New research suggests a link between concussions and suicide in the US military, two frighteningly common issues that the Armed Forces have struggled to explain and curtail since rates started soaring 12 years ago. Earlier this year the military released data showing that active duty service members are taking their own lives more frequently than ever before. There were 349 suicides among active duty military personnel in 2012, averaging just fewer than one per day. There are now more suicides than combat deaths. This was … Continue reading
Panic Developments – An Interesting Editorial by Donald F. Klein in the Revista Brasileira de Psiquiatria
Revista Brasileira de Psiquiatria 2012;34(Supl1):S01-S04 Panic Developments This editorial permits personal conclusions and questions, hoping to stimulate relevant research. Klein, in 1959, serendipitously found that imipramine blocked the apparently spontaneous panic attack in non-depressed inpatients, later considered agoraphobic.Later it was found that these specific anti-panic drugs blocked lactate challenges, although low potency benzodiazepines and beta-blockers did not. Also, panic patients with early onset, frequently had a history of severe separation anxiety disorder, often manifested as school phobia.
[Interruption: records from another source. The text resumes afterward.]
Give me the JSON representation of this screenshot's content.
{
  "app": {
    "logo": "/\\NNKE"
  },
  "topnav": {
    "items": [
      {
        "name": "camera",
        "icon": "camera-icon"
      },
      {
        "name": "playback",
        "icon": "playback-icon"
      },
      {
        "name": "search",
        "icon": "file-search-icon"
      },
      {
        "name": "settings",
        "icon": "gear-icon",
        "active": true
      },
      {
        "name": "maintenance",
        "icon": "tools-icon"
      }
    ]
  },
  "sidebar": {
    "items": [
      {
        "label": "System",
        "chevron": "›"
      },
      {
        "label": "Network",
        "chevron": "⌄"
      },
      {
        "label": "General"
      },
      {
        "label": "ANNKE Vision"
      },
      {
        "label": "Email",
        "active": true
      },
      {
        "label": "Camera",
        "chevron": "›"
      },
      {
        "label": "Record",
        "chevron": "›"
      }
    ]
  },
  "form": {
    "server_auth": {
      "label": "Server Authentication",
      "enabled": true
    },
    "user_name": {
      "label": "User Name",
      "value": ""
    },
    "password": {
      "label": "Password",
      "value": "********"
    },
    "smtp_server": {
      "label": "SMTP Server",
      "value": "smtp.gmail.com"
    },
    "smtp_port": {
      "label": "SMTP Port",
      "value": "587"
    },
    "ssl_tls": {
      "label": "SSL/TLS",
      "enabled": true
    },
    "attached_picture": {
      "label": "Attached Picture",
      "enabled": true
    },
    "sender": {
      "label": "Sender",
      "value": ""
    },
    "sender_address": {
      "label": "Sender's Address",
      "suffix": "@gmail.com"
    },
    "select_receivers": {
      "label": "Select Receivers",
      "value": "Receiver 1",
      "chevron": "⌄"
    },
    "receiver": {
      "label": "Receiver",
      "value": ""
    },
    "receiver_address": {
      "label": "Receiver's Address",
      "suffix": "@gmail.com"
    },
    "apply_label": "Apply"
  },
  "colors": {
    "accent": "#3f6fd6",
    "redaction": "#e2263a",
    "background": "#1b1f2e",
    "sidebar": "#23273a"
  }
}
A series of usually post-pubertal panics led to … Continue reading